Since 1990, the Philippines has not observed daylight saving time, although it was in use for short periods during the presidency of Manuel L. Quezon in 1936-1937, Ramon Magsaysay in 1954, Ferdinand Marcos in 1978, and Corazon Aquino in 1990.
Television and radio stations in the Philippines display the time, but varied from a few seconds to minutes. In September 2011, the Department of Science and Technology proposed to synchronise time nationwide in an effort to discourage tardiness. PAGASA installed a rubidium atomic clock, a GPS receiver, a time interval counter, distribution amplifier and a computer to help calculate the time difference with every satellite within its antenna's field of view.
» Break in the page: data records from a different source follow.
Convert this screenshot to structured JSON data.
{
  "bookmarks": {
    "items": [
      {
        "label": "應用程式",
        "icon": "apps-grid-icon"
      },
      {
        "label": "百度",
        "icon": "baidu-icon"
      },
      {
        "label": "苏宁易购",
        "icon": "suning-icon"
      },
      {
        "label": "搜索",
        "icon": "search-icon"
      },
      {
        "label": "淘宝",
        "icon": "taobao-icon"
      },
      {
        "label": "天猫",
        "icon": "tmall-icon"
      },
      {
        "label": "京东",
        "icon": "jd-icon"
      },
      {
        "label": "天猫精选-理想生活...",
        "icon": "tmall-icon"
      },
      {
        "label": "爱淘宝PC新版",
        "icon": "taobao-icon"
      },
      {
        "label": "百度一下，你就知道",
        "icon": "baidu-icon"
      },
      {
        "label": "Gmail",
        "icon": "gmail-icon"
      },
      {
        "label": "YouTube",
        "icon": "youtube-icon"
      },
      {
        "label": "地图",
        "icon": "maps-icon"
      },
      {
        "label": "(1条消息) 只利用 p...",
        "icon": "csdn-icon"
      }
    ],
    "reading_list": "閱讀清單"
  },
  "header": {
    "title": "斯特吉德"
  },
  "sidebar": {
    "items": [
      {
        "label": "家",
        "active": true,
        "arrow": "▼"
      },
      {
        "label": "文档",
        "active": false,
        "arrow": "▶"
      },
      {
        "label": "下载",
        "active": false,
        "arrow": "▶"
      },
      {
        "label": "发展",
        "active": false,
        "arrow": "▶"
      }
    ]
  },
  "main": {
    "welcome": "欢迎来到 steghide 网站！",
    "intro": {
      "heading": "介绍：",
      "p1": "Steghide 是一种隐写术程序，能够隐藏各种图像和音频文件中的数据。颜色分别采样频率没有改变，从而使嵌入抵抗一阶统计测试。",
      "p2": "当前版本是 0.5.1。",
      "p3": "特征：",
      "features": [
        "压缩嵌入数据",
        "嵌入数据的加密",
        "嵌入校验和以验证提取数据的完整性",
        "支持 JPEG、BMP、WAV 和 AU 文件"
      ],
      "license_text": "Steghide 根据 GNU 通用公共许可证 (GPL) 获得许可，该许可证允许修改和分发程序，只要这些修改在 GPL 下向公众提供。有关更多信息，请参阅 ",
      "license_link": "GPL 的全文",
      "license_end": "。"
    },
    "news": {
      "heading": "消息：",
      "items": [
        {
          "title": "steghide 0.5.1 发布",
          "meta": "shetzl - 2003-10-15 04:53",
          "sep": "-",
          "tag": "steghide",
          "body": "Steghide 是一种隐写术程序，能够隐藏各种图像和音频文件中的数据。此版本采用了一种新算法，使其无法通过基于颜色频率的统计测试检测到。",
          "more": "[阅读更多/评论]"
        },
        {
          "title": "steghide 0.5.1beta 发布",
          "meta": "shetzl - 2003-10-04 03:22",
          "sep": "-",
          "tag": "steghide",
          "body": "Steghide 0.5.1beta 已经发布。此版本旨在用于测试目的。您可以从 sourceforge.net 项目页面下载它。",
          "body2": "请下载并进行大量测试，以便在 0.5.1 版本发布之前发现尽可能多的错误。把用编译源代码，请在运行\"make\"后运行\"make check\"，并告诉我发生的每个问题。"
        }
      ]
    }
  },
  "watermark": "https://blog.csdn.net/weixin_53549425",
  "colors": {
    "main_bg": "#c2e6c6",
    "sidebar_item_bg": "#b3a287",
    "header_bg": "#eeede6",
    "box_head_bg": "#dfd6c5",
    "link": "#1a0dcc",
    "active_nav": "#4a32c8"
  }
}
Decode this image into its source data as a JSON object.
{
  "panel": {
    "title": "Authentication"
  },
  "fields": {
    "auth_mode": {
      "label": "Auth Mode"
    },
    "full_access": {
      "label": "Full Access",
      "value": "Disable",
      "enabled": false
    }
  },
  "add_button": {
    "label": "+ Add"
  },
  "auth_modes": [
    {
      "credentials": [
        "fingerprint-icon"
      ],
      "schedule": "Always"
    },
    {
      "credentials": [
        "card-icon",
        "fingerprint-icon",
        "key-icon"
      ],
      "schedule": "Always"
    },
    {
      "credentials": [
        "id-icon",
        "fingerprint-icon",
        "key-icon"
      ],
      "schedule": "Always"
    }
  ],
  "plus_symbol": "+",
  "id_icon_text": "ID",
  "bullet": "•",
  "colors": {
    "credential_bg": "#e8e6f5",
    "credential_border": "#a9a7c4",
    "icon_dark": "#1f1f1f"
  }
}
On May 15, 2013, President Benigno Aquino III signed Republic Act No. 10535, better known as "The Philippine Standard Time (PHST) Act" as the latest step of implementing the Juan Time. Since June 1, 2013, all government offices and media networks are required to synchronize their timepieces with PAGASA's rubidium atomic clock. In addition, the first week of January will be regularly observed as the National Time Consciousness Week.